I have long said that I would not become a cynic. In fact I recall my freshman year at Oberlin College I had this long conversation with a senior at Oberlin who said I could not graduate from Oberlin without becoming a cynic about the world and the future. I remember telling him that I was a hopeful optimist who believed that there was the potential for the world to change for the better if more of us followed the lead of greats like Margaret Mead when she said "A small group of thoughtful people could change the world. Indeed, it's the only thing that ever has." He countered that he firmly believed that my naivete would be shattered and I would become a cynic by the time I graduated.
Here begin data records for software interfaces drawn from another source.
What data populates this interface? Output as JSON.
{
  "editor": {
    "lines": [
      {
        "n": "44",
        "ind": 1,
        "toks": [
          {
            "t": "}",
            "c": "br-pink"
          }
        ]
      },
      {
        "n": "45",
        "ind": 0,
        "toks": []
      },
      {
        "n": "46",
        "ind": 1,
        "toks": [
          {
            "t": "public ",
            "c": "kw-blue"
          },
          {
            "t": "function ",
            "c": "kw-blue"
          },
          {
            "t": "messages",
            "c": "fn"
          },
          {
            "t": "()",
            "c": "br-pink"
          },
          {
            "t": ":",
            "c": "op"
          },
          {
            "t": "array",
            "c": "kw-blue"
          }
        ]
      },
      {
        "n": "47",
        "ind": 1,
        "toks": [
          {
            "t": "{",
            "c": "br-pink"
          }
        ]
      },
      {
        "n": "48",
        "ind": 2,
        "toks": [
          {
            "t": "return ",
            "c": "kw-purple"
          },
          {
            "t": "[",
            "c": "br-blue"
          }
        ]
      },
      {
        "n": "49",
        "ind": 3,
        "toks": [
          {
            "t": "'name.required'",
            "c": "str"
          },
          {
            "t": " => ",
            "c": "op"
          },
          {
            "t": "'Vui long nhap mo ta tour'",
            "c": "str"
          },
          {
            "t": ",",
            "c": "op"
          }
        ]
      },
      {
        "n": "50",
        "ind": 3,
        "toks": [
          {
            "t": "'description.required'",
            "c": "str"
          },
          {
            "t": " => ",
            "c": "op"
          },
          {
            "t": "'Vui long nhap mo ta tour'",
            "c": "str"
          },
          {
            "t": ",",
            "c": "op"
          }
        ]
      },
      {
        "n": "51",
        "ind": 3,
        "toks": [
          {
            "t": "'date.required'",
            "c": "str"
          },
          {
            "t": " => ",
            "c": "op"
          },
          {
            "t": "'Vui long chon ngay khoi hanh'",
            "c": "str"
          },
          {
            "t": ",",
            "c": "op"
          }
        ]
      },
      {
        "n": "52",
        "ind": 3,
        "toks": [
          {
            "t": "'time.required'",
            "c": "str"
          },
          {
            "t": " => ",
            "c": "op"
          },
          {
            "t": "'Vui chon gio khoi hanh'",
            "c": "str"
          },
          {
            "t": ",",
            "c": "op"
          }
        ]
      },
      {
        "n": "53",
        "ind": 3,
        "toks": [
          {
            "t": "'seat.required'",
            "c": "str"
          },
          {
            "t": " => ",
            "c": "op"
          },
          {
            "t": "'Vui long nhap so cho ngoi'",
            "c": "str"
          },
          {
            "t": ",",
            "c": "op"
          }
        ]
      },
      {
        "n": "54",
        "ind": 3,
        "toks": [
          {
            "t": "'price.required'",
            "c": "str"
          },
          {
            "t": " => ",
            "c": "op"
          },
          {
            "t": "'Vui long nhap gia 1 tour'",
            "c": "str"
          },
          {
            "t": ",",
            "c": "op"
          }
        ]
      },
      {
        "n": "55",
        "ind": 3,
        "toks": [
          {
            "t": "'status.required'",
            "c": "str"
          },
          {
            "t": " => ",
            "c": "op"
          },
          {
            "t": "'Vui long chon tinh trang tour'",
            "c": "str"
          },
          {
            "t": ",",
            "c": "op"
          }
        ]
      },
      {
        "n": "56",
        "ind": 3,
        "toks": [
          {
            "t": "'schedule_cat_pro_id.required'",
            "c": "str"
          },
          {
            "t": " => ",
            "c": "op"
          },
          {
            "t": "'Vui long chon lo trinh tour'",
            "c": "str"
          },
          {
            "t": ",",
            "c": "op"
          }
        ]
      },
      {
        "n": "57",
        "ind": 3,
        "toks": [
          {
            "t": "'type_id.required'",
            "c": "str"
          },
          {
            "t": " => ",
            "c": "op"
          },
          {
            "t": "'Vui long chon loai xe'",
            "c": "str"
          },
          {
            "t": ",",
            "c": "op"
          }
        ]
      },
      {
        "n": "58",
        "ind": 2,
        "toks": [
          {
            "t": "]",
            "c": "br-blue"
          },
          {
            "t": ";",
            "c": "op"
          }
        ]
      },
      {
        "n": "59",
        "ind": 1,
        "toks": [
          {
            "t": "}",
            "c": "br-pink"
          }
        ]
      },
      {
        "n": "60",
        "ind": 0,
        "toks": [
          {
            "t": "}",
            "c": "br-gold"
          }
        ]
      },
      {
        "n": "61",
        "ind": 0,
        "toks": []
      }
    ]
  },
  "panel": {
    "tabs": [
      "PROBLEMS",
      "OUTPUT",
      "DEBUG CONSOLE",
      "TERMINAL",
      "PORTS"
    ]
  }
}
I promised him that I would find ways to remain hopeful and optimistic about the world and the potential for change for the better. I succeeded at maintaining that optimism and hope that I had as a starry eyed first year college student. I have seen my share of heartbreaking things in my life. I have had my heart broken several times personally and professionally. Yet I stand firmly by my belief that if those of us who are educated and idealistic can strive to "be the change we want to see in the world"(Ghandi) we can actually create a better world. One act at a time, we can create the momentum to create a more just, equitable, and sustainable world. I hope that the young man who was so convinced it was impossible to become well educated without becoming a cynic has found some ways to create a world he believes is more worthy of his hope and optimism. I have the same wish for so many of my idealistic and jaded friends I have met along the path of my journey. We all can create a better world if we work together and believe that there is potential in humanity for real change.